5 Reasons Why Getting a Reverse Mortgage is a BAD Idea

Companies spend a lot of money making reverse mortgages sound appealing, but the truth is that getting a reverse mortgage isn’t always the best idea.

For years reverse mortgages have been championed as a great way for you to fund your retirement (if you are of retirement age) by borrowing against one of your biggest assets: your home. 

But unfortunately, reverse mortgages come with a lot of drawbacks that can really impact your budget and put you in a worse financial position. 

If you have considered taking out a new reverse mortgage, here are 5 reasons why taking out a reverse mortgage may be a bad idea.

Exceptionally Expensive

Contrary to popular belief, financing isn’t free. Much like you would pay closing costs and fees to obtain a traditional mortgage, reverse mortgages come with a variety of costs. These costs can make reverse mortgages expensive in both the short and long term.

To start, most lenders charge origination fees when you decide to take out a new reverse mortgage. The actual costs will depend on the value of your home but is usually a percentage of what your home is worth. 

For a typical FHA insured home equity conversion mortgage (HECM), a typical origination fee can add up to 2% of the first $200,000 your home is worth or $2,500, whichever is less1. Anything over the first $200,00 will be an additional 1%1

While these fees can vary for proprietary reverse mortgage products, they still add up. If you do go with an HECM loan, there are also upfront mortgage insurance premiums to consider. 

Other factors related to cost that you should consider is that most reverse mortgages have a variable rate1. This means that the amount of interest added to your balance each month can vary over the entire loan term. 

Problems After Probate

Another downside to using a reverse mortgage is how it will impact your estate when you pass away. Reverse mortgage can be especially problematic if you happen to die unexpectedly.

If you choose to have someone live with you, maybe a close friend or other relative, and you die unexpectedly, those individuals may no longer be permitted to occupy the home if they are not on the loan. 

But your death could have even further implications for any heirs you leave behind.
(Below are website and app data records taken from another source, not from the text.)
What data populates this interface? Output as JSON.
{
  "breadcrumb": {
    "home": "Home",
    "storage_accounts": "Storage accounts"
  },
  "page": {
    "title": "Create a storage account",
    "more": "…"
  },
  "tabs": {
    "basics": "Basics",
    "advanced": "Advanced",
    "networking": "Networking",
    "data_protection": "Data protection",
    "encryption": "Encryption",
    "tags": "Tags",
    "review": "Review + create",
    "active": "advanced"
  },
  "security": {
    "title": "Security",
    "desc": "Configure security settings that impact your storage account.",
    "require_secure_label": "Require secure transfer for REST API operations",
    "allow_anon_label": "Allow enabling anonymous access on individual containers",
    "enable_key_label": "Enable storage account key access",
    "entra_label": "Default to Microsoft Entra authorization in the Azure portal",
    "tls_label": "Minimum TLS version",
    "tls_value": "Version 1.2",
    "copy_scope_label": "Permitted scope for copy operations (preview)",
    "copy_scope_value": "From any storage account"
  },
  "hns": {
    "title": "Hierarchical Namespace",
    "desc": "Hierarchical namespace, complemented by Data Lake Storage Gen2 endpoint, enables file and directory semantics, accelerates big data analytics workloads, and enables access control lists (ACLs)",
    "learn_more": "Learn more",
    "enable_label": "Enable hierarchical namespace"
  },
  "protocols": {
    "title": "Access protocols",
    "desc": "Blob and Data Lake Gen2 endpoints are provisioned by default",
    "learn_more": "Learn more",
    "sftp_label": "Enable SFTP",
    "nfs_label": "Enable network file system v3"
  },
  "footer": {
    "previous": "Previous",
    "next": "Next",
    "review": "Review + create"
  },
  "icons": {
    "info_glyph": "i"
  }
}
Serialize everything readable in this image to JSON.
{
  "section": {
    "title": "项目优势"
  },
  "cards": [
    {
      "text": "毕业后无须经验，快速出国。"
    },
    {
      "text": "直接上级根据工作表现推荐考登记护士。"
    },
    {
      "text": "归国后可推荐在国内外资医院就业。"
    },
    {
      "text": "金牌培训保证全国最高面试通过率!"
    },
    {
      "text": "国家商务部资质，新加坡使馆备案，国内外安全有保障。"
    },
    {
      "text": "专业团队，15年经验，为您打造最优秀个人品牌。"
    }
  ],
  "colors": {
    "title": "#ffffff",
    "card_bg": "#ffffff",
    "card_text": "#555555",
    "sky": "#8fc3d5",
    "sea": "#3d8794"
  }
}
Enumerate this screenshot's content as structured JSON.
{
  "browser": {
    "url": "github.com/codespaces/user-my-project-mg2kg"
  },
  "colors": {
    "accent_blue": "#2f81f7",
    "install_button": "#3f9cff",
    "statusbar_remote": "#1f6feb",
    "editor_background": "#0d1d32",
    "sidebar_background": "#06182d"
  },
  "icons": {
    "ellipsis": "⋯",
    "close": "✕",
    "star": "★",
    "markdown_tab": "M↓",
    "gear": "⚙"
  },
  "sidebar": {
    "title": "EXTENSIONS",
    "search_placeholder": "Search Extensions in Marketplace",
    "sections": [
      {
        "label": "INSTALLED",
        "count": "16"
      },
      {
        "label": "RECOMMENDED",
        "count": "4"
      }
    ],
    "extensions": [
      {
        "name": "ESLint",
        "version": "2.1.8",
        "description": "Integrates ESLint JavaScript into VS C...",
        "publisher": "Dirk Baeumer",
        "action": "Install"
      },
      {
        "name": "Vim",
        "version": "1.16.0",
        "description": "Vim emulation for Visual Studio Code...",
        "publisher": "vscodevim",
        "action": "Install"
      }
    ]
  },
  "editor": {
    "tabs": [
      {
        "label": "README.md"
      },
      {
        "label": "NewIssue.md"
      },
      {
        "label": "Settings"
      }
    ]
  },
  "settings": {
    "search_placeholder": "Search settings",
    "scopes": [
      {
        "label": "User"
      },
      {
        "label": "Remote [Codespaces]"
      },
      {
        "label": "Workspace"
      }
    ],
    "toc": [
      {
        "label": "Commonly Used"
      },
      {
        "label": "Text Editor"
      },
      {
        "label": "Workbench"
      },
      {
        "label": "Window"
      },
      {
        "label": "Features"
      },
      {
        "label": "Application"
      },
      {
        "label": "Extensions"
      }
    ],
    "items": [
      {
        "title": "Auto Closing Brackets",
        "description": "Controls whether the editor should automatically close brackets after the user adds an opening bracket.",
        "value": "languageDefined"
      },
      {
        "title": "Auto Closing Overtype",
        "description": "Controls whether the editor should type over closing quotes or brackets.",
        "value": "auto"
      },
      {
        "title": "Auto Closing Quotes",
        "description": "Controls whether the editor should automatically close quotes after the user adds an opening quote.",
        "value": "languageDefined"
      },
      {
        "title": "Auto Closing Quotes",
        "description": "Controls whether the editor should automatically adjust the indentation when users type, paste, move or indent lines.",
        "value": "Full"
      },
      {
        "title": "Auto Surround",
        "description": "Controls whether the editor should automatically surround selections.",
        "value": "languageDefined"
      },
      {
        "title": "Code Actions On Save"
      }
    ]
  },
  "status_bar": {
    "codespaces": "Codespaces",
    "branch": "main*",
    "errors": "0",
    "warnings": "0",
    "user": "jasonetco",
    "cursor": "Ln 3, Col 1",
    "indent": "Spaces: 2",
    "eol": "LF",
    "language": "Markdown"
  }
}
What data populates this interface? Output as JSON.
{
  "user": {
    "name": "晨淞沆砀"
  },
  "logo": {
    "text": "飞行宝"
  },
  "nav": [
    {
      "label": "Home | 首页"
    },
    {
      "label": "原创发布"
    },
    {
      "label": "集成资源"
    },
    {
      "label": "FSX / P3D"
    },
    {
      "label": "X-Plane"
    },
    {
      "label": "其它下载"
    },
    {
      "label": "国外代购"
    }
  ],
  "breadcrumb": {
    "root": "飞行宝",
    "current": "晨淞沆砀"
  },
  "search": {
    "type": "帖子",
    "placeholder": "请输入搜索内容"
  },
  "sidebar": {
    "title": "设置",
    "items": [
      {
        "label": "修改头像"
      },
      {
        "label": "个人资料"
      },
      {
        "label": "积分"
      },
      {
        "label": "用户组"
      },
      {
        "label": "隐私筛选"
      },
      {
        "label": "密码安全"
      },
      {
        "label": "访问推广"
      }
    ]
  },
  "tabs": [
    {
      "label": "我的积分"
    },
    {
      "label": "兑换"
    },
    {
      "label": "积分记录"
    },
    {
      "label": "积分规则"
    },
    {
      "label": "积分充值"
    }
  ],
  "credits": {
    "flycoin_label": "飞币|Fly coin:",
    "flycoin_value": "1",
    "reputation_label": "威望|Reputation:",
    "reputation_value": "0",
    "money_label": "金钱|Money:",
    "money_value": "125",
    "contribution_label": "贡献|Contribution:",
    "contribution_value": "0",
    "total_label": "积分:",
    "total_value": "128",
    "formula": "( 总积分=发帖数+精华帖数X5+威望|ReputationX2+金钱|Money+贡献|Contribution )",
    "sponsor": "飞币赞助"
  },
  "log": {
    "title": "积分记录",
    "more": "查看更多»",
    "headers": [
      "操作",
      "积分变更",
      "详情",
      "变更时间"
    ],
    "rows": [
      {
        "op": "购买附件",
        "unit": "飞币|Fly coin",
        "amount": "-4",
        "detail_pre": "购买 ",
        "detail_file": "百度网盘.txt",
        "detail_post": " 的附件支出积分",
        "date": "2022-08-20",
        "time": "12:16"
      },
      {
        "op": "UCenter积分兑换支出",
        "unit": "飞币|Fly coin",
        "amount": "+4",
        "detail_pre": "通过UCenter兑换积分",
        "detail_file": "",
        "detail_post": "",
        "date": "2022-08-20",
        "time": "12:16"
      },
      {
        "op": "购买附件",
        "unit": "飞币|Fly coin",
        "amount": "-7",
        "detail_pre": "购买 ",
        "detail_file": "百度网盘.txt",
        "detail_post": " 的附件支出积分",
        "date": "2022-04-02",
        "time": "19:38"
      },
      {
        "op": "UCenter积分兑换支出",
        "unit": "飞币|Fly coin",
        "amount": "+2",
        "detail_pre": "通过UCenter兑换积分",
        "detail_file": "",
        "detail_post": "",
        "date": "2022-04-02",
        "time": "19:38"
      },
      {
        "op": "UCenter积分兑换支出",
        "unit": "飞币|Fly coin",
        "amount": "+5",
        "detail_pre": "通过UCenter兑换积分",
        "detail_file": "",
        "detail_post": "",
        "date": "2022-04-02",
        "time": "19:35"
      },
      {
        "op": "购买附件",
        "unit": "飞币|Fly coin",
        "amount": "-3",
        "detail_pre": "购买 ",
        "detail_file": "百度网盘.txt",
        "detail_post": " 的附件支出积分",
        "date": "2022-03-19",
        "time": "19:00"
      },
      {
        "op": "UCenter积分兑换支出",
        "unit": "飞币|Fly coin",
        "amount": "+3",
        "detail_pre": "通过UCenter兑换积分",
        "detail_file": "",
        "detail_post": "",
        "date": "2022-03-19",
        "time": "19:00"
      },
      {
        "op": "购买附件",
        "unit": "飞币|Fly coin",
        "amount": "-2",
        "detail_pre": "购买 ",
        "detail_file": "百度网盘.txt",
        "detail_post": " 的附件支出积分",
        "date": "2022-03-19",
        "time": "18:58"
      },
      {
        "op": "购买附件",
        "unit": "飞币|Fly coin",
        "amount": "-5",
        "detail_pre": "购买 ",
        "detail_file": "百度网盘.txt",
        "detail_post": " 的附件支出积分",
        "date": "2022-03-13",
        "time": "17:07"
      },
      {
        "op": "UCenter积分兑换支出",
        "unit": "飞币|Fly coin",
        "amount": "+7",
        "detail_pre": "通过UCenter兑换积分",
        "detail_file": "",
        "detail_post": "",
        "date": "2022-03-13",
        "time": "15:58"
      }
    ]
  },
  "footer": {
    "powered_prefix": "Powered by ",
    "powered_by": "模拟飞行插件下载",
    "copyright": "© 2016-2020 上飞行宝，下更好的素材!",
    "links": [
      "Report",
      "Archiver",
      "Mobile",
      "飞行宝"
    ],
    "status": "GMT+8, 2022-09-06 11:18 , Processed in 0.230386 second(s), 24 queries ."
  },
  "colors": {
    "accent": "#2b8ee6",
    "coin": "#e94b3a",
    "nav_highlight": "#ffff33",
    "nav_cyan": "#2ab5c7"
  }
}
Since your reverse mortgage encumbers the home, the heirs may have to go through the process of selling it in order to pay off the outstanding debt. 

The other option is that if your heirs want to retain the property, they must come up with the means to pay off the debt themselves or refinance it into a traditional mortgage. This can be quite a hurdle, especially if your heirs don’t have enough funds of their own or cannot qualify for a new mortgage. 

Repairs, Insurance, and Cost of Living

Just because you open a new reverse mortgage doesn’t alleviate you from having to maintain your home. In fact, part of what you agree to will involve keeping up with maintenance and paying your real estate taxes and insurance.

Most people forget to factor these costs into their monthly budget when they take out a new loan. Over time, these costs can add up and really eat into what you get from your reverse mortgage. If you become delinquent on these expenses, you could default on your loan and risk going into foreclosure2

Another item to consider is cost of living. A lot of times reverse mortgages don’t adequately keep up with the rising cost of living. The Bureau of Labor and Statistics noted that from 2018 to 2019 the cost of living on general household staples, including food and housing, increased by 2.3%3.  

Relocating is Restricted

Make sure you love where you are living before you commit to a reverse mortgage. That’s because most reverse mortgages require that you occupy your home as a primary residence for most of the year.

When you move, you are also required to pay off the balance of your reverse mortgage. If you know you want to relocate in the near future, it may cost you more to get a reverse mortgage and pay all the costs just to pay it off. 

If you are also a homeowner with health concerns, a reverse mortgage may not be a great solution. In general, you need to be healthy enough to live in your home and maintain it. 

If your health declines to a point where you have to move into assisted living or another long-term care facility permanently, the debt would need to paid off.

Impact Other Retirement Benefits

Reverse mortgages can also have tax consequences and impact your eligibility to receive other retirement benefits. 

While the federal government may not consider the money you receive from a reverse mortgage as taxable income, you also cannot deduct any interest from your reverse mortgage on your annual tax return until the loan is paid in full1

You also may not qualify for other government-sponsored programs such as social security income (SSI) or Medicaid2

While a reverse mortgage may affect certain homeowners differently, it’s important to discuss these implications with a financial advisor or tax professional. 


1 Egan, J. (2020, June 23). What Is the Downside of a Reverse Mortgage? Retrieved April 29, 2021, from https://www.experian.com/blogs/ask-experian/what-is-the-downside-to-a-reverse-mortgage/

2 Bond, C. (2021, March 31). 5 Reverse Mortgage Pros And Cons. Retrieved April 29, 2021, from https://www.forbes.com/advisor/mortgages/reverse-mortgage-pros-cons/

3 Bureau of Labor and Statistics. (2020, January 16). Consumer Price Index: 2019 in review. Retrieved April 29, 2021, from https://www.bls.gov/opub/ted/2020/consumer-price-index-2019-in-review.htm

Garrick Werdmuller

(510) 282-5456